Santhosh Kumar, second left, with his family Sabin, Bindu, and Sabeesha, underneath the iconic Christmas lights in their restaurant. Photo: KELLEY TANTAU

Kumar’s credits community for its 20 years

At Christmas time four years ago, Santhosh Kumar hung fairy lights inside his Indian restaurant in Paeroa.
Not wanting to take them down once the holiday season was over, he decided to instead keep adding to the collection, and the eatery now glows – red, yellow, green, blue.
The vision for the restaurant, called Kumar’s Something Special – which has just celebrated its 20th year – had sat inside Santhosh’s head for decades.
Back in India, his family had run bakeries, and Santhosh was a professional baker himself, but when everyone zigged, he decided to zag.
“My ambition was to do something like this; it was always in my blood,” he told The Profile.
“This is what my dream was, and even when we moved here, even though I was working for someone else, my dream was to cook for people and get that appreciation from them.”
Santhosh moved to New Zealand in 1997, heading straight to Thames where he got a job as a baker.
“Within a year or so, I lost my job,” he said.

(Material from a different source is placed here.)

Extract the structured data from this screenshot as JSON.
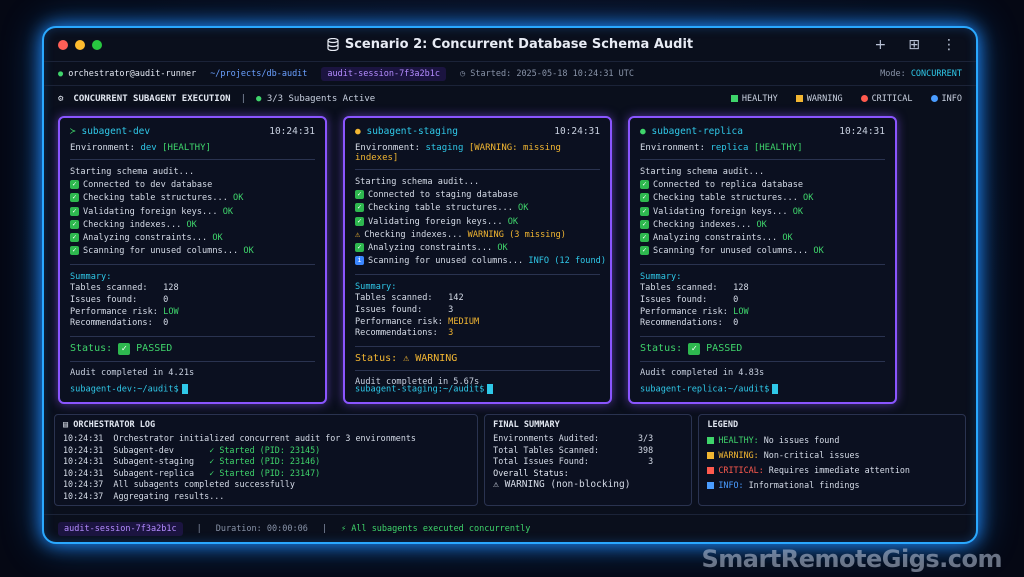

“There used to be a policy that said: last man in, first man out. That was me, but it was good because that’s how I was able to open my own Indian restaurant.”
He and his wife, Bindu, and their two children, Sabeesha, and Sabin, relocated to Paeroa where Santhosh’s dream was made possible.
However, it wasn’t all smooth sailing.
“When we started, we struggled a little. [People] used to come and open the door, smell the smells, and then shut the door and walk away,” he said.
“You’d see their faces, and they’d doubtfully look at us. But I’m not blaming the town, because they were not used to it.”
In fact, Santhosh credited the town for keeping Kumars afloat after all these years, in particular, around six families who supported him in those first 12 months.
“For some reason, there were a few families that came and supported us. It was not necessarily for the food, I know that,” he said.
“They were coming to help me out.”
Within a year, the Hauraki District became accustomed to the new cuisine, and in 2002, Kumars moved to a bigger premises – the Normanby Rd location they are still at 18 years later.
Santhosh and Bindu soon welcomed their third child, a daughter named Chandana, and all the children have helped out at the restaurant over the years.
“It is a family business,” Santhosh said. “Everything has come together.”
And while it continues to be business as usual for the family, the town could bet on a big celebration at Kumars come 25 years. By KELLEY TANTAU